▶ [Work instructions] Below are some entries. Count the lines where "content" appears and state only that number.

==== Material for this exercise ====

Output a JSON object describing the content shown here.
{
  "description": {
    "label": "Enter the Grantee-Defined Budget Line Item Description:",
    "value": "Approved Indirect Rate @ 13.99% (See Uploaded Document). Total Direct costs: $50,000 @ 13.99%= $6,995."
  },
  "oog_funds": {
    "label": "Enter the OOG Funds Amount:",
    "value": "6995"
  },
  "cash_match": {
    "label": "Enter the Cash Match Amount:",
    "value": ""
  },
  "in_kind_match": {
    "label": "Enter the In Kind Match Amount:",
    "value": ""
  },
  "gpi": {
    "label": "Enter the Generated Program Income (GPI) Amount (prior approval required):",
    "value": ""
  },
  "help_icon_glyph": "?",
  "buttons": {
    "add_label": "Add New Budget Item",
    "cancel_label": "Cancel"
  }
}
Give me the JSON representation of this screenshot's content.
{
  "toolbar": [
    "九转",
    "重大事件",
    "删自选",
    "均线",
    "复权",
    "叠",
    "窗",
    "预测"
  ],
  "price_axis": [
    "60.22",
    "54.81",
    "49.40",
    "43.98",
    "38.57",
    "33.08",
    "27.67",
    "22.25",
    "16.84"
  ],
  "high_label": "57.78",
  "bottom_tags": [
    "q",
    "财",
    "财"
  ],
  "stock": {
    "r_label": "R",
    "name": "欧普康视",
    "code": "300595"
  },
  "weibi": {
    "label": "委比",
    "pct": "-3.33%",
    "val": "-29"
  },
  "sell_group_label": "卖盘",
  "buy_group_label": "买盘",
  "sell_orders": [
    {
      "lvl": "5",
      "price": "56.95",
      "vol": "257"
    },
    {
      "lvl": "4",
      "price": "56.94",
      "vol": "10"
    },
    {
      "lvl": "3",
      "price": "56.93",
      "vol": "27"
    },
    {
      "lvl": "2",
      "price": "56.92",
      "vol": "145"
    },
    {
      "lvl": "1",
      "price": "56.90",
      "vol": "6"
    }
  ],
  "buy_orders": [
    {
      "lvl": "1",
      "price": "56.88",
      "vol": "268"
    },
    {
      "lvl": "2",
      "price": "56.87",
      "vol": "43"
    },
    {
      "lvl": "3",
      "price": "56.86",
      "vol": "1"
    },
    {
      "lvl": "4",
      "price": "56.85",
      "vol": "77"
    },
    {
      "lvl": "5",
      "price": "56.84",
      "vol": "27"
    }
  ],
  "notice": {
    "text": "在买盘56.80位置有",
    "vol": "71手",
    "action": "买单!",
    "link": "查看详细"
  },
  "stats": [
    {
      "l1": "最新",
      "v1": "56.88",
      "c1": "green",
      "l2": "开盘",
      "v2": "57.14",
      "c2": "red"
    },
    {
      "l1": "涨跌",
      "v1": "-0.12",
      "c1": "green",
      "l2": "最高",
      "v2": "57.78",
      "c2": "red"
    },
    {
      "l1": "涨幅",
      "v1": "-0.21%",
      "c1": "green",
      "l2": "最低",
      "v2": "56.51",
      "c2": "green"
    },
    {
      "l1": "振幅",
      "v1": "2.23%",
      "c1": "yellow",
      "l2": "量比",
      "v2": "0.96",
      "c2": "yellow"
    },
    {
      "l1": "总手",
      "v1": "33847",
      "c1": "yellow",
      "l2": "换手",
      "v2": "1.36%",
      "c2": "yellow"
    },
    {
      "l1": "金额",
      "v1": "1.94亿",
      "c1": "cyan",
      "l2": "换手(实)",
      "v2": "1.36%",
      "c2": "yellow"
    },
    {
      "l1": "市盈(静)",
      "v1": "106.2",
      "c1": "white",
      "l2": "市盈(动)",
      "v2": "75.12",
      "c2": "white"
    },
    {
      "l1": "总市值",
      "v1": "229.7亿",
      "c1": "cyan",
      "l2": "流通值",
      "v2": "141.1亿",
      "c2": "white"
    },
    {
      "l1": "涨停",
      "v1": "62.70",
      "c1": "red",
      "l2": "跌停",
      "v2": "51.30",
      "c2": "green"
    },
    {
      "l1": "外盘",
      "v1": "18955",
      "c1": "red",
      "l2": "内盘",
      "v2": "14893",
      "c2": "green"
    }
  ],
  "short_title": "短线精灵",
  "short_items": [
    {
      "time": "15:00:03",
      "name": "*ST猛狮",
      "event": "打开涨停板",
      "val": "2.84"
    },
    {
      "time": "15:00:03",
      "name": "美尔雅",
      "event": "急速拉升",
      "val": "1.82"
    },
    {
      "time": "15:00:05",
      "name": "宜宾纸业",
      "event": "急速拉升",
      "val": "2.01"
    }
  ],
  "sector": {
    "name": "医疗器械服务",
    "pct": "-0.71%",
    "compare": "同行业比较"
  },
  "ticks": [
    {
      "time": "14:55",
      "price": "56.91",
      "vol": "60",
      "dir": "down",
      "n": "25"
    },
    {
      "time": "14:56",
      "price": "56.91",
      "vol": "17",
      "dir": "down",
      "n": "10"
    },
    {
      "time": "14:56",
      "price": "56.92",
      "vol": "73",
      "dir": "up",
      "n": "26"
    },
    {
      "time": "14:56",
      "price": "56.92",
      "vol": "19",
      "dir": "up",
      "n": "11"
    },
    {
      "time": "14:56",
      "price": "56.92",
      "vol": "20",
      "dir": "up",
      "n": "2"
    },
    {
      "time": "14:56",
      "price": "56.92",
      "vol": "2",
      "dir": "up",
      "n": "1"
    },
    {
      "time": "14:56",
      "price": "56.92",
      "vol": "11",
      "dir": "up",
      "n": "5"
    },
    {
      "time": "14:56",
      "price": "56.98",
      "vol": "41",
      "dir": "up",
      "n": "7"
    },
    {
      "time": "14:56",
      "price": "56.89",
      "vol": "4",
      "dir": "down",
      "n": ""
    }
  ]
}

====

▶ [Finished task] 2